━━━━━ Exercise material

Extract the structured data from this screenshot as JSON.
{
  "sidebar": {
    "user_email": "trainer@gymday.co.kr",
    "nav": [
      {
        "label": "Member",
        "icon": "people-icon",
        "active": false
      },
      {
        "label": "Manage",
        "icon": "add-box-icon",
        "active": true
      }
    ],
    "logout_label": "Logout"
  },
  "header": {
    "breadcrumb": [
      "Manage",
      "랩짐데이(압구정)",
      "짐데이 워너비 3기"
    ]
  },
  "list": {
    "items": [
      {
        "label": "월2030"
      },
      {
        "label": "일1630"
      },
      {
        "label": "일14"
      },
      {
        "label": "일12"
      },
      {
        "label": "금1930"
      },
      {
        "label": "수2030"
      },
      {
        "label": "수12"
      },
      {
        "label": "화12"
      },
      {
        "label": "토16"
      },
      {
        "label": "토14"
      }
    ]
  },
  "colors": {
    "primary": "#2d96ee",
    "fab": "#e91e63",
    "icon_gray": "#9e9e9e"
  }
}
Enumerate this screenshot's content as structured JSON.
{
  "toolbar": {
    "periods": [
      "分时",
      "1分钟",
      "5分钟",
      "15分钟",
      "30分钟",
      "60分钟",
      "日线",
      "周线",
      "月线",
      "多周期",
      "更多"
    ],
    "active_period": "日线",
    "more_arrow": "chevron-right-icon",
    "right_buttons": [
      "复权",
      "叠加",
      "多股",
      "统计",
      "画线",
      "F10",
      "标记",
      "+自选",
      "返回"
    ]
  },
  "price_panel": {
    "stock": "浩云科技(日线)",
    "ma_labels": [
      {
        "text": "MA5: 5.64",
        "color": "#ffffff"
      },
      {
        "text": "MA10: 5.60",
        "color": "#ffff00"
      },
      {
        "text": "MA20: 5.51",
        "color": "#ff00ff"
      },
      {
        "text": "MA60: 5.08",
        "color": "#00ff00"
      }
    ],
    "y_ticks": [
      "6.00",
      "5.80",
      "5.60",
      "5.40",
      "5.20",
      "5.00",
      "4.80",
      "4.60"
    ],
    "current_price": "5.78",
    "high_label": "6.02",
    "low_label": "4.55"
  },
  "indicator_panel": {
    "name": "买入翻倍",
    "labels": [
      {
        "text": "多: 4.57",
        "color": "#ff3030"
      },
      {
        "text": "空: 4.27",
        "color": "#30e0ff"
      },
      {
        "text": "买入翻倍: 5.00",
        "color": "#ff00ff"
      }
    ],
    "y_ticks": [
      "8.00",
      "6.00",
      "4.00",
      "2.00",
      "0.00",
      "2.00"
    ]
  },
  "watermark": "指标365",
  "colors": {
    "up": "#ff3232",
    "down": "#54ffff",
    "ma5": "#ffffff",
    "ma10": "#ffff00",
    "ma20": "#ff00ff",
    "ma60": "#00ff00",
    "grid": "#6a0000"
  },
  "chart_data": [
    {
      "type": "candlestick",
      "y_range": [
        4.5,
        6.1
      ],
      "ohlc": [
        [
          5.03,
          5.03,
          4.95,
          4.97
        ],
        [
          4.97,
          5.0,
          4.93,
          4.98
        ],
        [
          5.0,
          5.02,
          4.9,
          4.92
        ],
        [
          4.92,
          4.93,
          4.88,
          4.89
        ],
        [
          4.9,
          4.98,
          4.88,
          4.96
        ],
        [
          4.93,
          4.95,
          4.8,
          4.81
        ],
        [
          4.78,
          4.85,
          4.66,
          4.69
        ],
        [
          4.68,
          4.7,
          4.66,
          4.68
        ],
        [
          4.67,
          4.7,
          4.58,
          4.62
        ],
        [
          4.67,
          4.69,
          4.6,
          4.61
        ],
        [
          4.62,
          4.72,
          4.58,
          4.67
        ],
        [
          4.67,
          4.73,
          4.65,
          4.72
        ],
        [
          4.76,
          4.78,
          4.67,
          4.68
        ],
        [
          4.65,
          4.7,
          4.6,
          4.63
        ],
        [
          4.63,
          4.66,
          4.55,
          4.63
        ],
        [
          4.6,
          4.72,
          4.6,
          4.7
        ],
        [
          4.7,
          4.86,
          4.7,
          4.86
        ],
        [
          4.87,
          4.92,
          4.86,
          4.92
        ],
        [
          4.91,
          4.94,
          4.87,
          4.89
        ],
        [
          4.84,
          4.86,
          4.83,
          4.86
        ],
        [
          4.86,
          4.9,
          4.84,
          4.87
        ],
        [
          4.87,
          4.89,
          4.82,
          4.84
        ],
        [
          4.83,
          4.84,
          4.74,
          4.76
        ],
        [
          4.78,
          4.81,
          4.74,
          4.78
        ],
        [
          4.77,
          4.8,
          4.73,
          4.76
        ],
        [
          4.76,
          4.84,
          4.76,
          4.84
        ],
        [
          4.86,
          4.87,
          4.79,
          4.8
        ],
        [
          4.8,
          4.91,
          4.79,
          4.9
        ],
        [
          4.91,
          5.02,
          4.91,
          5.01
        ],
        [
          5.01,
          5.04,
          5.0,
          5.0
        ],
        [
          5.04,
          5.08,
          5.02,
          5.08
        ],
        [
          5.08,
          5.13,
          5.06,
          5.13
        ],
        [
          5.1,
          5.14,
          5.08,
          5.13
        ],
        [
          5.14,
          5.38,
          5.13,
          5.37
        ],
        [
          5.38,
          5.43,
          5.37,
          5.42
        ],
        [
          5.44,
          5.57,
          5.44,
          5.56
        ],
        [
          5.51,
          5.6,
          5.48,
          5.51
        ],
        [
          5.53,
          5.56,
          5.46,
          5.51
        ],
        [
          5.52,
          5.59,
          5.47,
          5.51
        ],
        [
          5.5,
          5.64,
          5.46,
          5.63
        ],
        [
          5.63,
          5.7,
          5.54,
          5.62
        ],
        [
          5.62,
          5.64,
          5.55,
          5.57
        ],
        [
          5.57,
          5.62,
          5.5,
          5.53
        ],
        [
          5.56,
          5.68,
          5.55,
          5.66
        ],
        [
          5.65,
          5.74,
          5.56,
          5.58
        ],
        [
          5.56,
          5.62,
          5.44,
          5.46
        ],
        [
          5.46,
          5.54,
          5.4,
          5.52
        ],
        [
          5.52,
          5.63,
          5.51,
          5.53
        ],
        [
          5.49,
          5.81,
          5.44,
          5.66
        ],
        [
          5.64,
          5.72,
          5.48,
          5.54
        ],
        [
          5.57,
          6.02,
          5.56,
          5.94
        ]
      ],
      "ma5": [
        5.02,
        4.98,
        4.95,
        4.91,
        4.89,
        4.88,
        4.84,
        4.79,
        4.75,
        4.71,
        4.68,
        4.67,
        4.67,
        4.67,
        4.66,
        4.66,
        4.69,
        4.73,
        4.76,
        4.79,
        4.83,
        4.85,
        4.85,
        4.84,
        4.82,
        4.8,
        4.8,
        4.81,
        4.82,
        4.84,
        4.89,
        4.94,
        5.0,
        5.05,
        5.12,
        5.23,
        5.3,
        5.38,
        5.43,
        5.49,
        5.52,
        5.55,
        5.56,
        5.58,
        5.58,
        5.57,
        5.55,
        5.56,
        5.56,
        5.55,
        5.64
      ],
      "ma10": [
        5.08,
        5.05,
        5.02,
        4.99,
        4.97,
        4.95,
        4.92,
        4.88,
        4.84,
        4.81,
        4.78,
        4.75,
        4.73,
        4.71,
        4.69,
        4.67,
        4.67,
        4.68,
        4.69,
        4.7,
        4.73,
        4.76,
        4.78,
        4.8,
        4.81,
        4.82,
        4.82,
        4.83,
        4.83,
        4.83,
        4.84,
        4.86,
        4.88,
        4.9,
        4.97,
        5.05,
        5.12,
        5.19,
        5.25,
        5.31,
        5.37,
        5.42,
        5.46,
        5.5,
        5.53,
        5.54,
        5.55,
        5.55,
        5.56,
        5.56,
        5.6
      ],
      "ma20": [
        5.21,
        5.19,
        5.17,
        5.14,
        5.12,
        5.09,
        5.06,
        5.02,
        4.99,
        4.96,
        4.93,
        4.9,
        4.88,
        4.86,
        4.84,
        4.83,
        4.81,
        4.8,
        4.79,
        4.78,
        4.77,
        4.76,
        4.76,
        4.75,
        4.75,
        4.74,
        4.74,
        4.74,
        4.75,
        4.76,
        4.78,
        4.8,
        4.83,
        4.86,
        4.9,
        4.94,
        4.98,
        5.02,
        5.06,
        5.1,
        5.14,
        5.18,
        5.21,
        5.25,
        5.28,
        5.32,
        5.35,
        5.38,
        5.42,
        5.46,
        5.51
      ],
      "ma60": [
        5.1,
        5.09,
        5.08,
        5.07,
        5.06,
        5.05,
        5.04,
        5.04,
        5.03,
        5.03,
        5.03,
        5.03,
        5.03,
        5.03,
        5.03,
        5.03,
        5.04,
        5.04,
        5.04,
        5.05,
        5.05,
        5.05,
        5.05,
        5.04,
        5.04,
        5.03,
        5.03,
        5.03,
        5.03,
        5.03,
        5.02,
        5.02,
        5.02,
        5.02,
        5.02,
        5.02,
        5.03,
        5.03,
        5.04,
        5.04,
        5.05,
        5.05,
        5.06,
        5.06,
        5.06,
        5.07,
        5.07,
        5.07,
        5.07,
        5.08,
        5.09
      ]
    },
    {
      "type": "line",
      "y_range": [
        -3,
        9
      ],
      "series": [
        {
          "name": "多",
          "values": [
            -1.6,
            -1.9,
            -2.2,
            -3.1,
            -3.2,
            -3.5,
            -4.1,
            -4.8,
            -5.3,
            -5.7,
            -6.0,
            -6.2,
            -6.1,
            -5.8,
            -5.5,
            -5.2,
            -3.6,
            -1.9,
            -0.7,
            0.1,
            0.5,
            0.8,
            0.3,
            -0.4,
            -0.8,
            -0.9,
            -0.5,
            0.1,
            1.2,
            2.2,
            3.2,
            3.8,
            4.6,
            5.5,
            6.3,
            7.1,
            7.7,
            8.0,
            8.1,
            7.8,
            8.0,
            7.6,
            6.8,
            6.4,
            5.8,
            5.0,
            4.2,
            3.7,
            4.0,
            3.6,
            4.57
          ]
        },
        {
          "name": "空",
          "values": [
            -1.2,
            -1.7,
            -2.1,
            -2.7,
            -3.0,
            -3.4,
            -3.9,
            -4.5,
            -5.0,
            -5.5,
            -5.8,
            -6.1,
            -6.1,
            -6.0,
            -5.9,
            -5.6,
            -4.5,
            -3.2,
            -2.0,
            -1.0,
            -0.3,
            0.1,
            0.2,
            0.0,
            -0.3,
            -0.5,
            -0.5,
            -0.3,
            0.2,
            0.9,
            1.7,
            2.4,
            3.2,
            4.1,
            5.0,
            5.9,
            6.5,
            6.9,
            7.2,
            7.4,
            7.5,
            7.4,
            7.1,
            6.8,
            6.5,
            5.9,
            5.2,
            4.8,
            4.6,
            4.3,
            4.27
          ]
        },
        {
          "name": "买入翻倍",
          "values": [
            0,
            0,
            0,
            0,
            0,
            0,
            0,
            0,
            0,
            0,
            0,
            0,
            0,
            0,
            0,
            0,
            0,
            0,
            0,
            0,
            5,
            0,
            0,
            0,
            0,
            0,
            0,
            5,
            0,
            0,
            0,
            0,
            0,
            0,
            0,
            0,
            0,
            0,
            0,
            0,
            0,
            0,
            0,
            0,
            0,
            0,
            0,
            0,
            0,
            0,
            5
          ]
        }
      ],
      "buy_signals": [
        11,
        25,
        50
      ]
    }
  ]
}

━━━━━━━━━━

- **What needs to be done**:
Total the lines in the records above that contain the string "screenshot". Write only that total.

- **Your solution**:
2